• Work task:
An exact copy of the entries below is required, with all pictures removed.

• Records shown:
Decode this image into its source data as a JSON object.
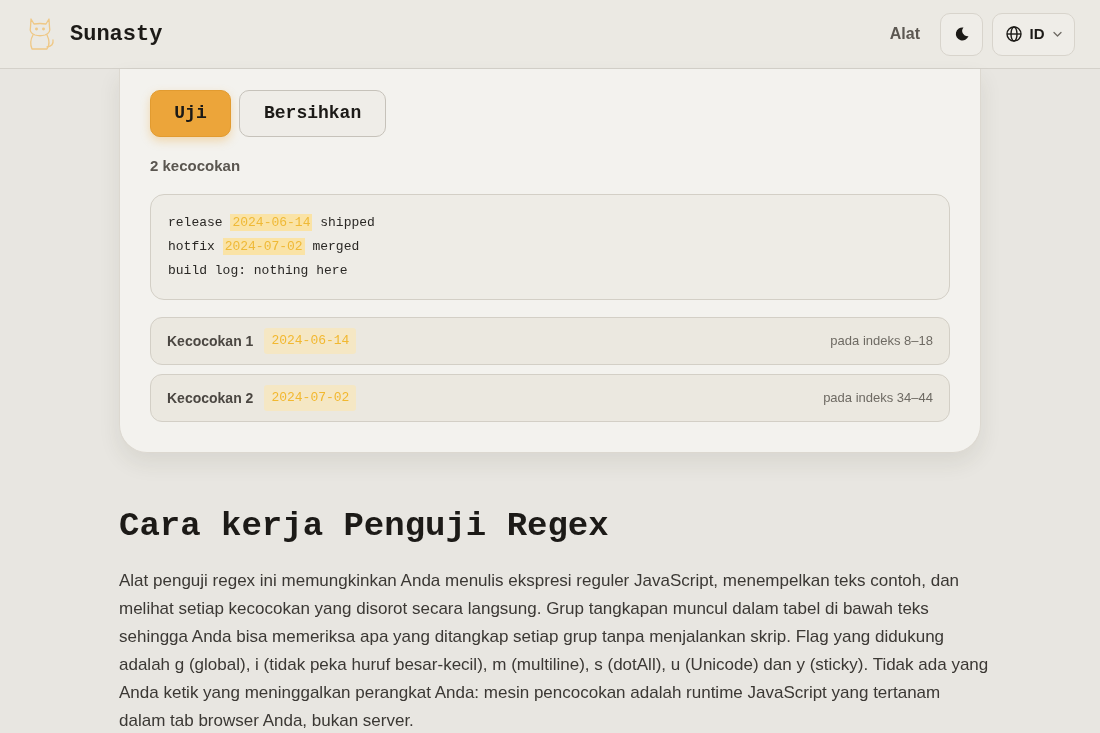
{
  "header": {
    "brand": "Sunasty",
    "nav_link": "Alat",
    "language": "ID"
  },
  "actions": [
    {
      "label": "Uji",
      "kind": "primary"
    },
    {
      "label": "Bersihkan",
      "kind": "secondary"
    }
  ],
  "match_count": "2 kecocokan",
  "sample_text": {
    "lines": [
      {
        "segments": [
          {
            "text": "release",
            "highlighted": false
          },
          {
            "text": "2024-06-14",
            "highlighted": true
          },
          {
            "text": "shipped",
            "highlighted": false
          }
        ]
      },
      {
        "segments": [
          {
            "text": "hotfix",
            "highlighted": false
          },
          {
            "text": "2024-07-02",
            "highlighted": true
          },
          {
            "text": "merged",
            "highlighted": false
          }
        ]
      },
      {
        "segments": [
          {
            "text": "build log: nothing here",
            "highlighted": false
          }
        ]
      }
    ]
  },
  "matches": [
    {
      "label": "Kecocokan 1",
      "value": "2024-06-14",
      "position": "pada indeks 8–18"
    },
    {
      "label": "Kecocokan 2",
      "value": "2024-07-02",
      "position": "pada indeks 34–44"
    }
  ],
  "article": {
    "heading": "Cara kerja Penguji Regex",
    "paragraph": "Alat penguji regex ini memungkinkan Anda menulis ekspresi reguler JavaScript, menempelkan teks contoh, dan melihat setiap kecocokan yang disorot secara langsung. Grup tangkapan muncul dalam tabel di bawah teks sehingga Anda bisa memeriksa apa yang ditangkap setiap grup tanpa menjalankan skrip. Flag yang didukung adalah g (global), i (tidak peka huruf besar-kecil), m (multiline), s (dotAll), u (Unicode) dan y (sticky). Tidak ada yang Anda ketik yang meninggalkan perangkat Anda: mesin pencocokan adalah runtime JavaScript yang tertanam dalam tab browser Anda, bukan server."
  }
}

• Task answer:
Decode this image into its source data as a JSON object.
{
  "header": {
    "brand": "Sunasty",
    "nav_link": "Alat",
    "language": "ID"
  },
  "actions": [
    {
      "label": "Uji",
      "kind": "primary"
    },
    {
      "label": "Bersihkan",
      "kind": "secondary"
    }
  ],
  "match_count": "2 kecocokan",
  "sample_text": {
    "lines": [
      {
        "segments": [
          {
            "text": "release",
            "highlighted": false
          },
          {
            "text": "2024-06-14",
            "highlighted": true
          },
          {
            "text": "shipped",
            "highlighted": false
          }
        ]
      },
      {
        "segments": [
          {
            "text": "hotfix",
            "highlighted": false
          },
          {
            "text": "2024-07-02",
            "highlighted": true
          },
          {
            "text": "merged",
            "highlighted": false
          }
        ]
      },
      {
        "segments": [
          {
            "text": "build log: nothing here",
            "highlighted": false
          }
        ]
      }
    ]
  },
  "matches": [
    {
      "label": "Kecocokan 1",
      "value": "2024-06-14",
      "position": "pada indeks 8–18"
    },
    {
      "label": "Kecocokan 2",
      "value": "2024-07-02",
      "position": "pada indeks 34–44"
    }
  ],
  "article": {
    "heading": "Cara kerja Penguji Regex",
    "paragraph": "Alat penguji regex ini memungkinkan Anda menulis ekspresi reguler JavaScript, menempelkan teks contoh, dan melihat setiap kecocokan yang disorot secara langsung. Grup tangkapan muncul dalam tabel di bawah teks sehingga Anda bisa memeriksa apa yang ditangkap setiap grup tanpa menjalankan skrip. Flag yang didukung adalah g (global), i (tidak peka huruf besar-kecil), m (multiline), s (dotAll), u (Unicode) dan y (sticky). Tidak ada yang Anda ketik yang meninggalkan perangkat Anda: mesin pencocokan adalah runtime JavaScript yang tertanam dalam tab browser Anda, bukan server."
  }
}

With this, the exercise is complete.